**** Data shown
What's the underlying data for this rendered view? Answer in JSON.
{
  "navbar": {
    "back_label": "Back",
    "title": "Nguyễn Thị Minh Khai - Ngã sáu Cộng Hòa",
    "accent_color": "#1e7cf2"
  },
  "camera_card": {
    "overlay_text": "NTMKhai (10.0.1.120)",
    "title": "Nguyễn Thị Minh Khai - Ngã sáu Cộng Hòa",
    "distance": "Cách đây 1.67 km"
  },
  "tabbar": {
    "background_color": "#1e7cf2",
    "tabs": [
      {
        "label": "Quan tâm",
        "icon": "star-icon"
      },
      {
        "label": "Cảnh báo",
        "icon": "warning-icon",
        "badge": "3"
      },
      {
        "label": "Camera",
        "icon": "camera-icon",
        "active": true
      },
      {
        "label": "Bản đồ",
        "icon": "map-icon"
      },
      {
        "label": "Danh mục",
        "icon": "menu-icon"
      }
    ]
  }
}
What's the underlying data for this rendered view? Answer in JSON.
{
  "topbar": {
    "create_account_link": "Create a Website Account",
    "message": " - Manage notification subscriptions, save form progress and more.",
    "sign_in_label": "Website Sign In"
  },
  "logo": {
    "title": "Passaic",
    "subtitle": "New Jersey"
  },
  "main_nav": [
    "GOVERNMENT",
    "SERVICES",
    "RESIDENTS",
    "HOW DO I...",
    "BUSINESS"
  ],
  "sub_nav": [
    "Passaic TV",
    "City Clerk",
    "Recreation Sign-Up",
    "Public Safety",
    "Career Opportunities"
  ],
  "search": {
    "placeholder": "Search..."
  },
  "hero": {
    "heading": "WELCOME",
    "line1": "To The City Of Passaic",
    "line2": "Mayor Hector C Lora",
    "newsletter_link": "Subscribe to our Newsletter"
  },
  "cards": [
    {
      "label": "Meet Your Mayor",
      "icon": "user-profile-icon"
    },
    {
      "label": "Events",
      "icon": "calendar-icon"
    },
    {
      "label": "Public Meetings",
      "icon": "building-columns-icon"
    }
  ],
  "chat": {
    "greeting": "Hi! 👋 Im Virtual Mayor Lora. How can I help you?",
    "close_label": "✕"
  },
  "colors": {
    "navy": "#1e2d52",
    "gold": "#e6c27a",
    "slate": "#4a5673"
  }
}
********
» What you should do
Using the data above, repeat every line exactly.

» Result for this exercise
What's the underlying data for this rendered view? Answer in JSON.
{
  "navbar": {
    "back_label": "Back",
    "title": "Nguyễn Thị Minh Khai - Ngã sáu Cộng Hòa",
    "accent_color": "#1e7cf2"
  },
  "camera_card": {
    "overlay_text": "NTMKhai (10.0.1.120)",
    "title": "Nguyễn Thị Minh Khai - Ngã sáu Cộng Hòa",
    "distance": "Cách đây 1.67 km"
  },
  "tabbar": {
    "background_color": "#1e7cf2",
    "tabs": [
      {
        "label": "Quan tâm",
        "icon": "star-icon"
      },
      {
        "label": "Cảnh báo",
        "icon": "warning-icon",
        "badge": "3"
      },
      {
        "label": "Camera",
        "icon": "camera-icon",
        "active": true
      },
      {
        "label": "Bản đồ",
        "icon": "map-icon"
      },
      {
        "label": "Danh mục",
        "icon": "menu-icon"
      }
    ]
  }
}
What's the underlying data for this rendered view? Answer in JSON.
{
  "topbar": {
    "create_account_link": "Create a Website Account",
    "message": " - Manage notification subscriptions, save form progress and more.",
    "sign_in_label": "Website Sign In"
  },
  "logo": {
    "title": "Passaic",
    "subtitle": "New Jersey"
  },
  "main_nav": [
    "GOVERNMENT",
    "SERVICES",
    "RESIDENTS",
    "HOW DO I...",
    "BUSINESS"
  ],
  "sub_nav": [
    "Passaic TV",
    "City Clerk",
    "Recreation Sign-Up",
    "Public Safety",
    "Career Opportunities"
  ],
  "search": {
    "placeholder": "Search..."
  },
  "hero": {
    "heading": "WELCOME",
    "line1": "To The City Of Passaic",
    "line2": "Mayor Hector C Lora",
    "newsletter_link": "Subscribe to our Newsletter"
  },
  "cards": [
    {
      "label": "Meet Your Mayor",
      "icon": "user-profile-icon"
    },
    {
      "label": "Events",
      "icon": "calendar-icon"
    },
    {
      "label": "Public Meetings",
      "icon": "building-columns-icon"
    }
  ],
  "chat": {
    "greeting": "Hi! 👋 Im Virtual Mayor Lora. How can I help you?",
    "close_label": "✕"
  },
  "colors": {
    "navy": "#1e2d52",
    "gold": "#e6c27a",
    "slate": "#4a5673"
  }
}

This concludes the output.